■ What to produce
Across the entries below, tally every line that holds the string "from" and reply with the number only.

■ Given records
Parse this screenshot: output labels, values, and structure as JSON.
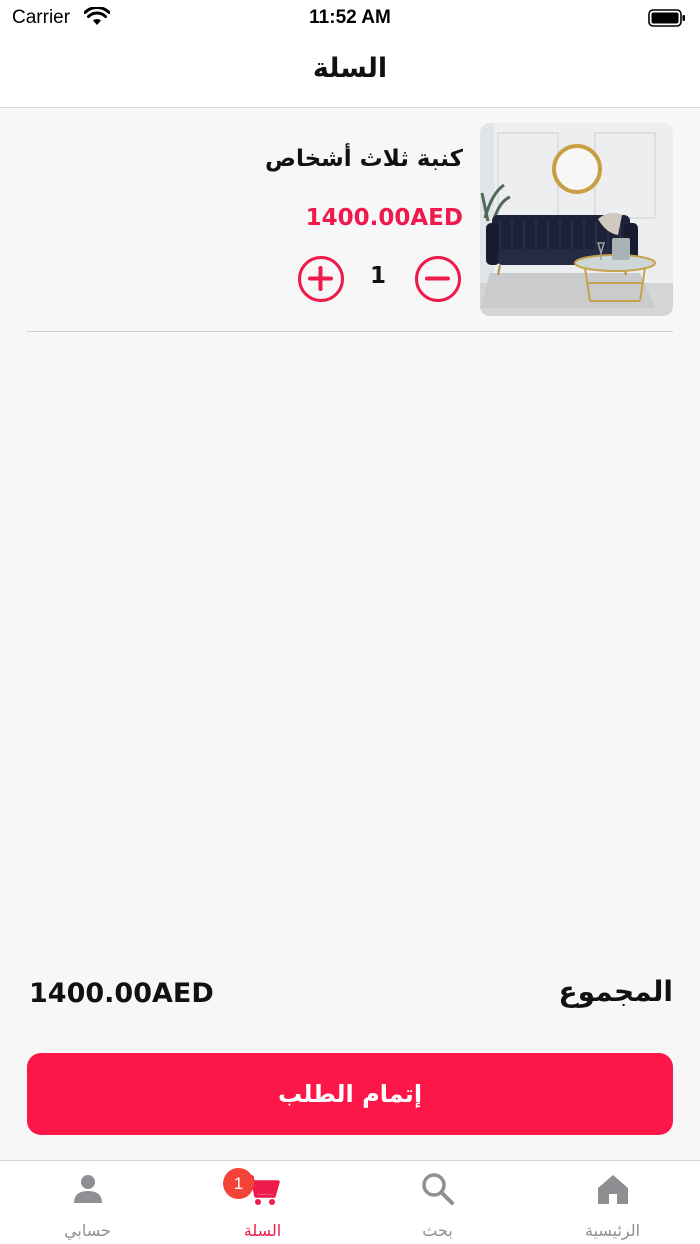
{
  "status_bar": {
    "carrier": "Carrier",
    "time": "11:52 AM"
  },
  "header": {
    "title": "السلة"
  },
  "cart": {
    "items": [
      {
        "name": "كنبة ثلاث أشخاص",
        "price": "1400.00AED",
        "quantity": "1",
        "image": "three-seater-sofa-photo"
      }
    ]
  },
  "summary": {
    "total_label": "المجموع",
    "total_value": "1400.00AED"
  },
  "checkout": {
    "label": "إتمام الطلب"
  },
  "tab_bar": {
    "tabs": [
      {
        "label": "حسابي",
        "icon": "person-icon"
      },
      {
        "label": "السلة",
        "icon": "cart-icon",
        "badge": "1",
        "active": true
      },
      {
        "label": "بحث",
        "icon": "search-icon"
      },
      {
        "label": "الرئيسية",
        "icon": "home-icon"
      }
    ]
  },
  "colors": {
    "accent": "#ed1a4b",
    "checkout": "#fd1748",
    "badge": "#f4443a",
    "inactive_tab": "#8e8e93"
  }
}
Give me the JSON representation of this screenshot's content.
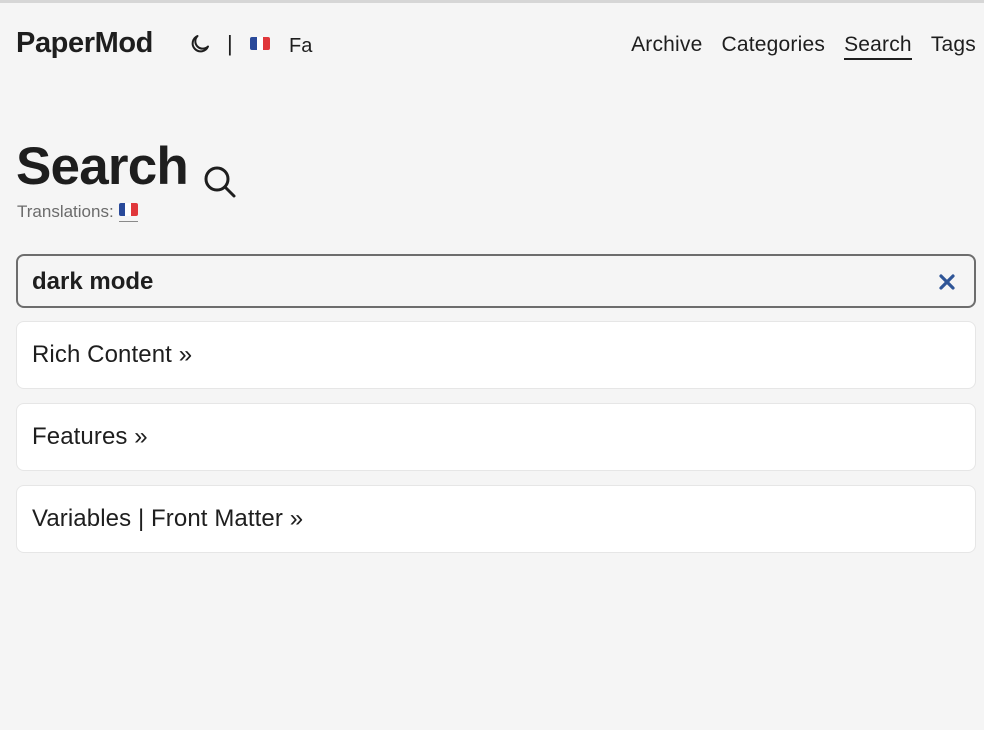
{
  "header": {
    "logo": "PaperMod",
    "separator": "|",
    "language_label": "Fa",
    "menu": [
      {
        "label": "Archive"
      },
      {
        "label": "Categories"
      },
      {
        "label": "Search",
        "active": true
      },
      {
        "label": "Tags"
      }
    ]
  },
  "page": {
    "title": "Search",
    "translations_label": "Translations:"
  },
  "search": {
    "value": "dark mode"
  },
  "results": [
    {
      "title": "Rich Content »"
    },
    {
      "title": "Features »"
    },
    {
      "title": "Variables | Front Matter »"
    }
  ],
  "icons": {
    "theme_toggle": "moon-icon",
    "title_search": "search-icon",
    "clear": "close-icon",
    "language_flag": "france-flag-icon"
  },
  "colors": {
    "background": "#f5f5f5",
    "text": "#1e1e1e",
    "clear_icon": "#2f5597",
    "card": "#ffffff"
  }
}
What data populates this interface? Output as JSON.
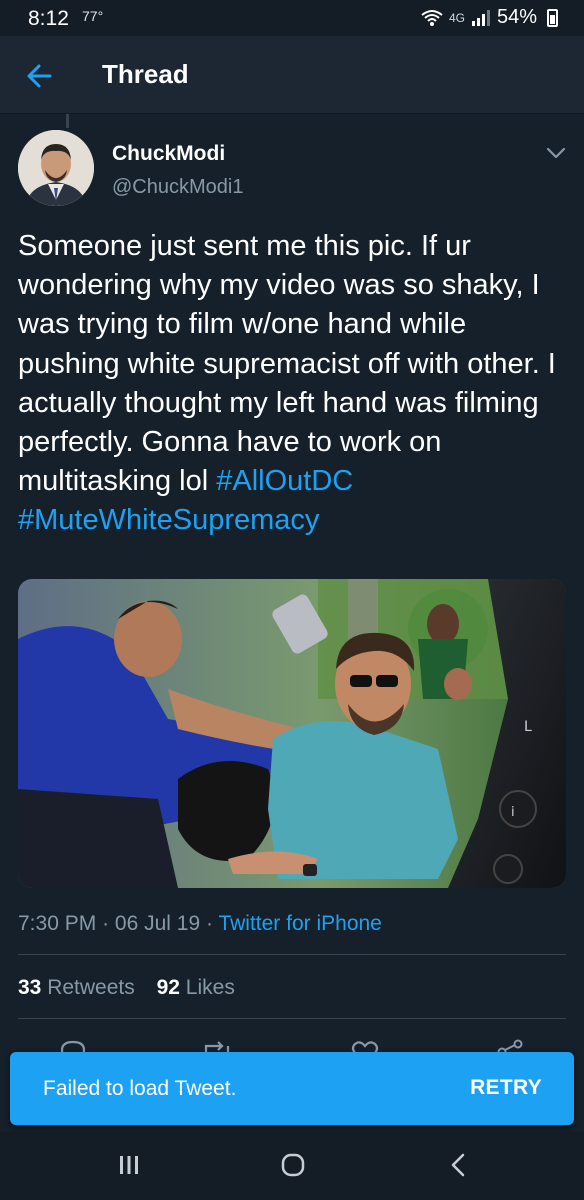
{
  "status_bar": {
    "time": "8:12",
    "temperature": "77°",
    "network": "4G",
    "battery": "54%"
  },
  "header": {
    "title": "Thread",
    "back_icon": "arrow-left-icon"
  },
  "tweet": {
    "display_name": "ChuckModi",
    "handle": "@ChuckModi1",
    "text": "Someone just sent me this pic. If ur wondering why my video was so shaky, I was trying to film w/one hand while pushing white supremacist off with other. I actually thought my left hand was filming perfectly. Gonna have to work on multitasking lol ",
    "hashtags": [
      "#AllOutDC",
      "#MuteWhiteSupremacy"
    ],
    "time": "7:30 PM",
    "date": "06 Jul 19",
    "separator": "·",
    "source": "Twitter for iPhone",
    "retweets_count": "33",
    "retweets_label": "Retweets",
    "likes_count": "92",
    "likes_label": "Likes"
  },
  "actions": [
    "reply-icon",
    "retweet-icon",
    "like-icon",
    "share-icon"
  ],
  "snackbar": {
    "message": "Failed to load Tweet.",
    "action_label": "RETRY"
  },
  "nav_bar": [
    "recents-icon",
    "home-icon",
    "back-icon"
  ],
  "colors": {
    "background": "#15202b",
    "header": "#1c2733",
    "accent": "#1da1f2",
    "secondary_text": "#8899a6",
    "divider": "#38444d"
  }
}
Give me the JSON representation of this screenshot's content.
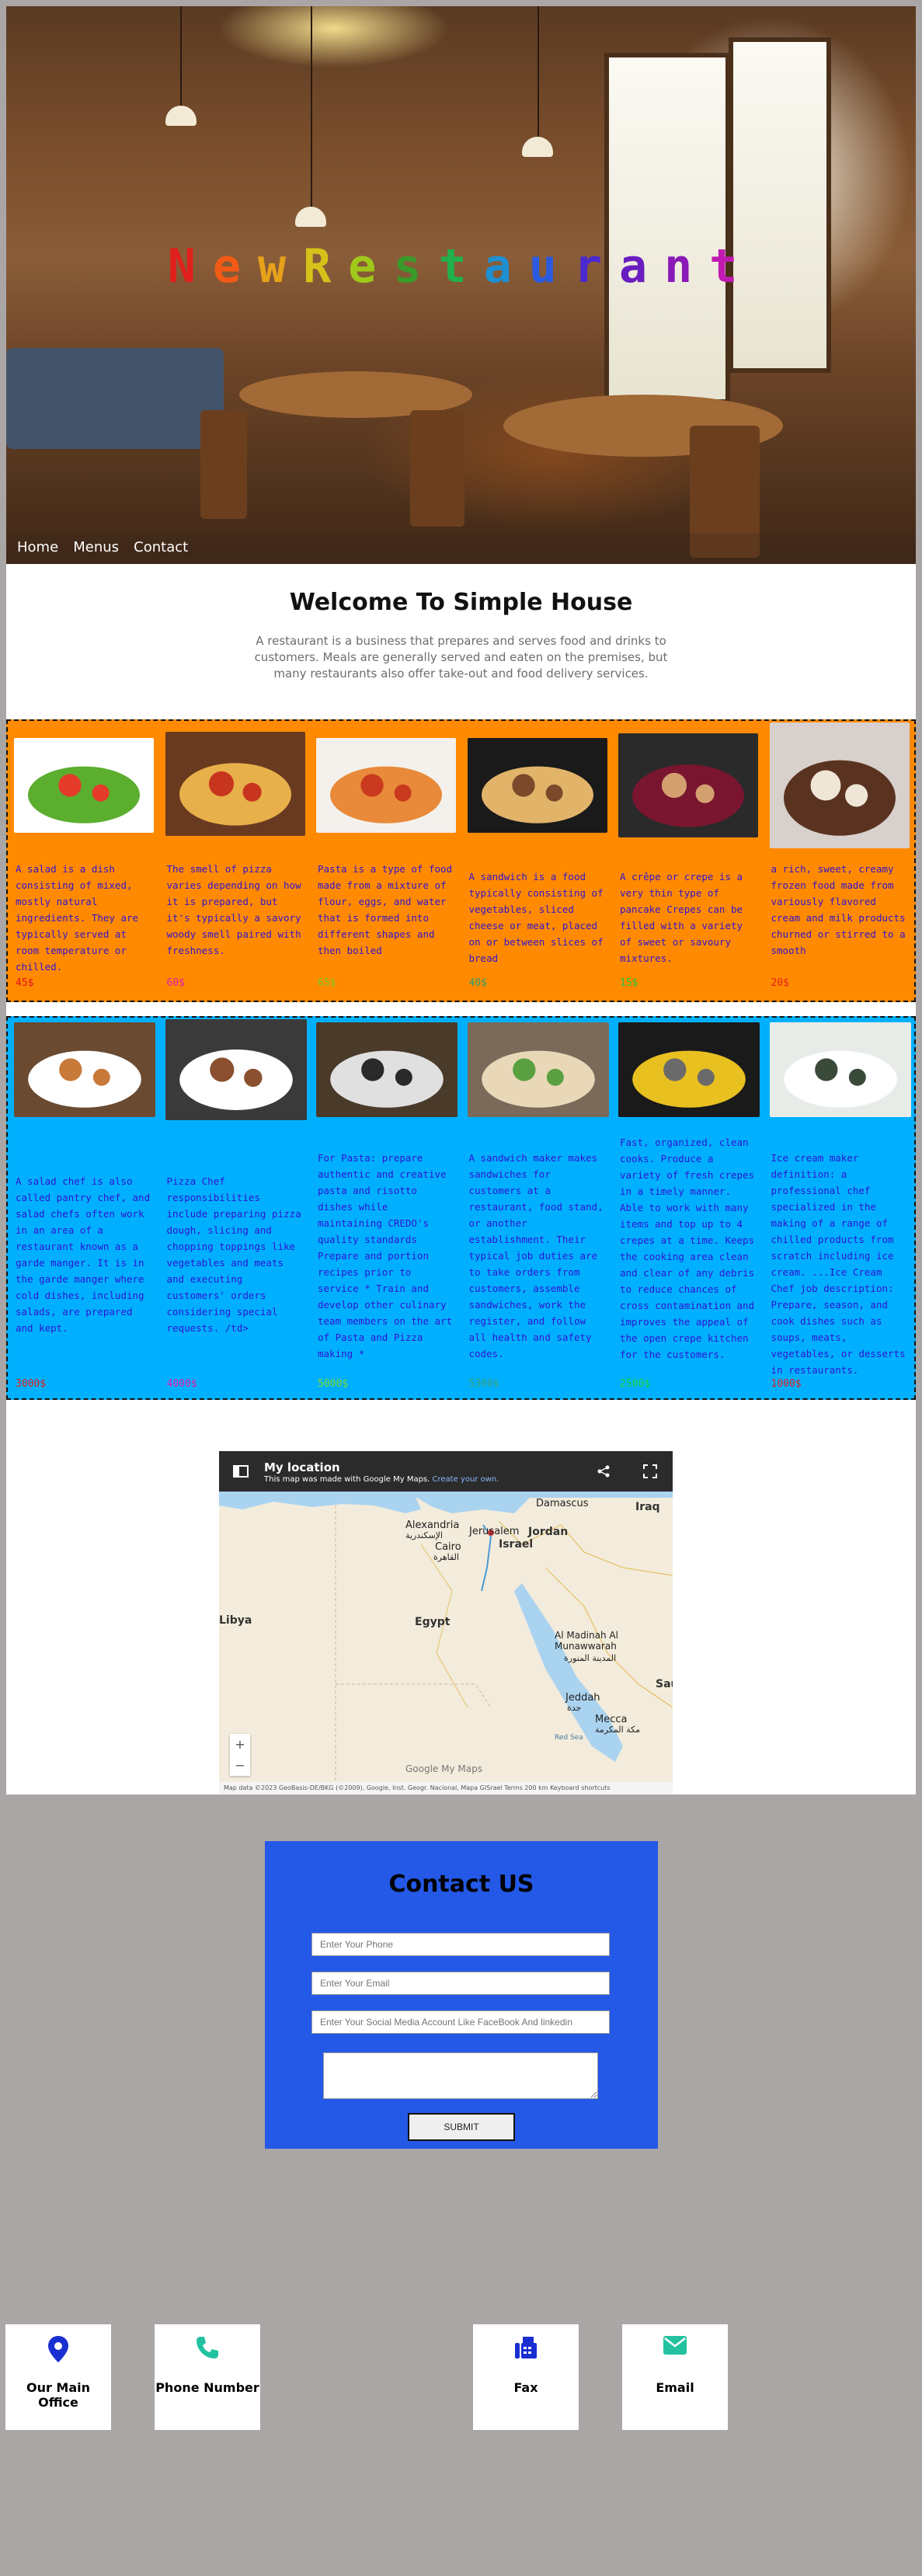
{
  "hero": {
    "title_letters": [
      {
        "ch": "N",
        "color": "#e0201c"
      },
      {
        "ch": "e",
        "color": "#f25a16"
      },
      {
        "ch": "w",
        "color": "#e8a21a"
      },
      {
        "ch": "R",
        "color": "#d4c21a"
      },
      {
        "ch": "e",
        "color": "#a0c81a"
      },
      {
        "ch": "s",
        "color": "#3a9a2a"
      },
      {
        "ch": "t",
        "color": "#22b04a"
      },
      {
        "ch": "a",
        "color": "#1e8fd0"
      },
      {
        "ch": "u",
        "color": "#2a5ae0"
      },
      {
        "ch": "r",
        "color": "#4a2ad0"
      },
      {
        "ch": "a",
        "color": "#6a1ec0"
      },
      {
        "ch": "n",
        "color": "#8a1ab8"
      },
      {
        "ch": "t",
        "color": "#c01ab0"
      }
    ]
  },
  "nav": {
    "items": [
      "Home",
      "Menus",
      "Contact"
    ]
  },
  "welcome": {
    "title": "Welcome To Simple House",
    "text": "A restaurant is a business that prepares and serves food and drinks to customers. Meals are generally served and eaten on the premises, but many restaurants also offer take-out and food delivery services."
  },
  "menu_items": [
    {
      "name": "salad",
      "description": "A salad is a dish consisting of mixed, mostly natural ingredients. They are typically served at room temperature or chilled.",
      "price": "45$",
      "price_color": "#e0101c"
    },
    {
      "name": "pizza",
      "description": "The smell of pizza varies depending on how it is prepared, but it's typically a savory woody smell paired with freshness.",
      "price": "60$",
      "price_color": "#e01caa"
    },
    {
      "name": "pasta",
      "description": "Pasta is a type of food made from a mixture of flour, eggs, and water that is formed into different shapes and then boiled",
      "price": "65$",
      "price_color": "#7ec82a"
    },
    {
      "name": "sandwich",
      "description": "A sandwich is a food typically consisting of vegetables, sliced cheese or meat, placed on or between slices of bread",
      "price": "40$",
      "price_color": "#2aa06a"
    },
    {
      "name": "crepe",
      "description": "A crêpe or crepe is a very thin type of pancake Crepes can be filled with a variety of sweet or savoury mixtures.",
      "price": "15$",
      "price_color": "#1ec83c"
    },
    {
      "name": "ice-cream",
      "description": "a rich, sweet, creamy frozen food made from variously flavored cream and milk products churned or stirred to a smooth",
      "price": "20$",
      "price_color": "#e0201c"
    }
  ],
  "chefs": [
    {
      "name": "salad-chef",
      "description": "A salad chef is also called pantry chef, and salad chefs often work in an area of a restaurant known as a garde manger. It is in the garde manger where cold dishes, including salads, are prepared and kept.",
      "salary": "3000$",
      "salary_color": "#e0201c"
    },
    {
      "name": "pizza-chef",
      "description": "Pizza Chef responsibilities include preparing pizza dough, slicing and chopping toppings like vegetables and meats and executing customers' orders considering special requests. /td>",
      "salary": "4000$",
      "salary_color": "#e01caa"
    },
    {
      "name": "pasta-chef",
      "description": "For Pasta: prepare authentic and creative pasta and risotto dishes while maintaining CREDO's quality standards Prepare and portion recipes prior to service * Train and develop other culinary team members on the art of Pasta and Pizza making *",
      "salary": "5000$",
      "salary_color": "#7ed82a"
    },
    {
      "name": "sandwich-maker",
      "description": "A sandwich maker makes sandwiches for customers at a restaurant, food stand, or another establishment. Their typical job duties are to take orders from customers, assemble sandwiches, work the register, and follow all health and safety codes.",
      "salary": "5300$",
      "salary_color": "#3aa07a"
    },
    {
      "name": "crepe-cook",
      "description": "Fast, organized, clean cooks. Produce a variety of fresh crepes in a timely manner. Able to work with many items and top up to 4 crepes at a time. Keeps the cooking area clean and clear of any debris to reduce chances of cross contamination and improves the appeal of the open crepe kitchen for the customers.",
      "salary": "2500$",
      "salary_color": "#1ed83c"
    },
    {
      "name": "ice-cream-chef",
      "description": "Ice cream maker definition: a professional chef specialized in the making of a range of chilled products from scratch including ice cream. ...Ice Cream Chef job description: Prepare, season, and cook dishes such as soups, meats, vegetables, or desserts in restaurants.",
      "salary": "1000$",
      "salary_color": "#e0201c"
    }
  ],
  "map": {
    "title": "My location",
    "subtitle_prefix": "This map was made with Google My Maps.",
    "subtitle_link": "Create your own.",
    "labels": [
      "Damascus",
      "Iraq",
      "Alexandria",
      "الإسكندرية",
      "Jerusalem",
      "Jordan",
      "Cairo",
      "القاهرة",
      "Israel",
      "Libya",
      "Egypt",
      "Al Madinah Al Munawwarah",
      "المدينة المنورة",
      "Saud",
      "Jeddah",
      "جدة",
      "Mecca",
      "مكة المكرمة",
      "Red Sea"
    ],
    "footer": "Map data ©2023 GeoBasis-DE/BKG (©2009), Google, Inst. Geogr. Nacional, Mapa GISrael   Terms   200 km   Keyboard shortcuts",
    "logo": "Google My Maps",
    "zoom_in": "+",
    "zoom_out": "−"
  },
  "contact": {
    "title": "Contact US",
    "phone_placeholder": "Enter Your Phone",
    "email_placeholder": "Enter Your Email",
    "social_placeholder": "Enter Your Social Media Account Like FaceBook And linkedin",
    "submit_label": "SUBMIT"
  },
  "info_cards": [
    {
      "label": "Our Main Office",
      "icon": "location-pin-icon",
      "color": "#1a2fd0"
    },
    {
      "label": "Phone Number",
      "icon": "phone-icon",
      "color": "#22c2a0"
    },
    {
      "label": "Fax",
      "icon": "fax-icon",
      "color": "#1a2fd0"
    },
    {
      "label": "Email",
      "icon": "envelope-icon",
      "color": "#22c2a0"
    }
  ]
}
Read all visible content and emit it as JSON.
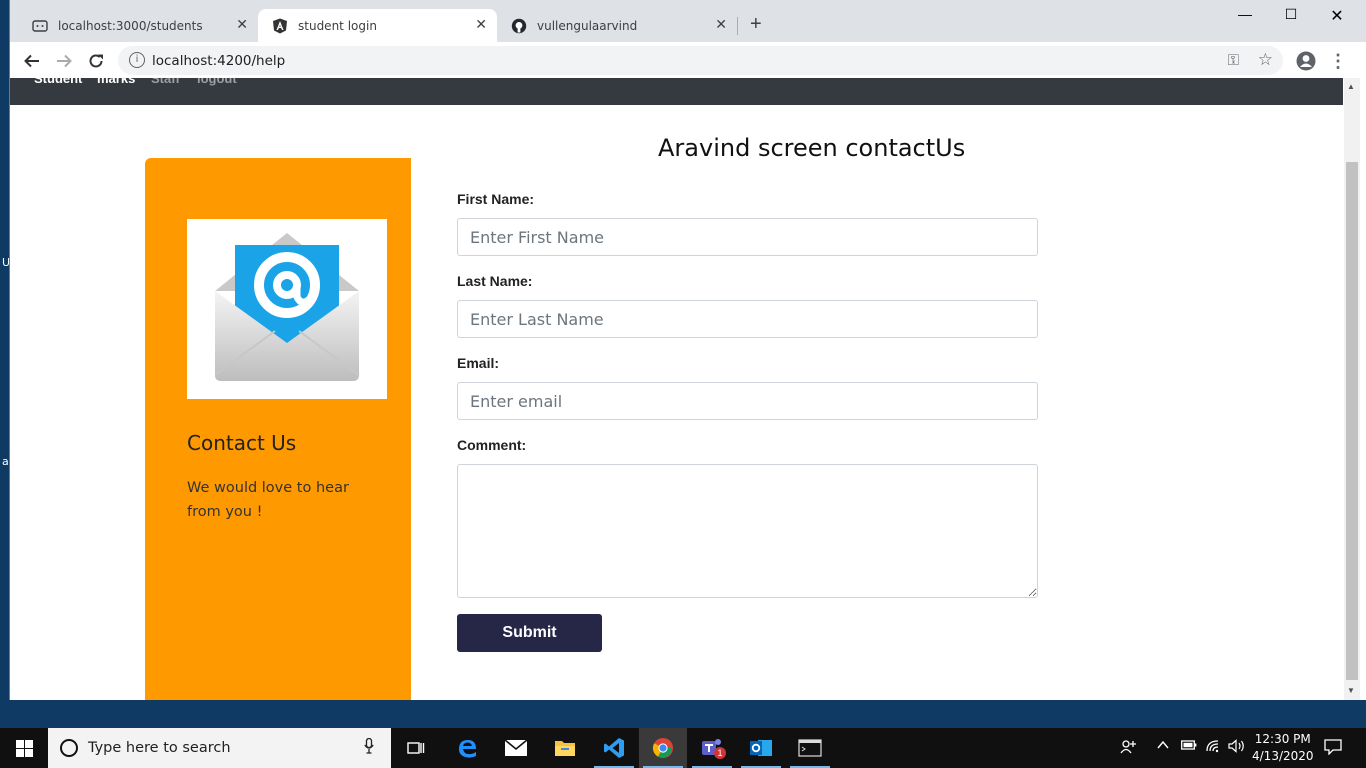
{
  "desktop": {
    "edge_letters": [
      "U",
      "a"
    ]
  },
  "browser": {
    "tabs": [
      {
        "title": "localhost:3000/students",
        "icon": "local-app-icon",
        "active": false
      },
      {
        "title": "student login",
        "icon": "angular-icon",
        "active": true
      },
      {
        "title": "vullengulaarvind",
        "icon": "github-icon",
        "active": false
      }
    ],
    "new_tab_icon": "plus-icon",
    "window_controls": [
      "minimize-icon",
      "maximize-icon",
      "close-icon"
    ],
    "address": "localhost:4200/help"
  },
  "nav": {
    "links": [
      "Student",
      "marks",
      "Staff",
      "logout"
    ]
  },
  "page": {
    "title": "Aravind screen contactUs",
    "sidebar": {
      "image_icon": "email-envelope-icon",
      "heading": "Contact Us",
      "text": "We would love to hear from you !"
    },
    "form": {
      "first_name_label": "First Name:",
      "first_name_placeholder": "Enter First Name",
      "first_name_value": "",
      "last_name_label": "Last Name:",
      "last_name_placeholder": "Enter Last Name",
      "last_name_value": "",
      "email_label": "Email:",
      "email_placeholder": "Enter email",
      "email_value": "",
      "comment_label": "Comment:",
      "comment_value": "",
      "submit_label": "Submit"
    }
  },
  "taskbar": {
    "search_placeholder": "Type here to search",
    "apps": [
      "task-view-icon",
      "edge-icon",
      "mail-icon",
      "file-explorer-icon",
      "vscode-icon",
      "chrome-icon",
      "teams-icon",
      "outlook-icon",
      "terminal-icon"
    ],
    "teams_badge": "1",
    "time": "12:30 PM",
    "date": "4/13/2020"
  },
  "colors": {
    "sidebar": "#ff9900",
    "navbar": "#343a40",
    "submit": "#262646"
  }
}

■ Exercise answer
5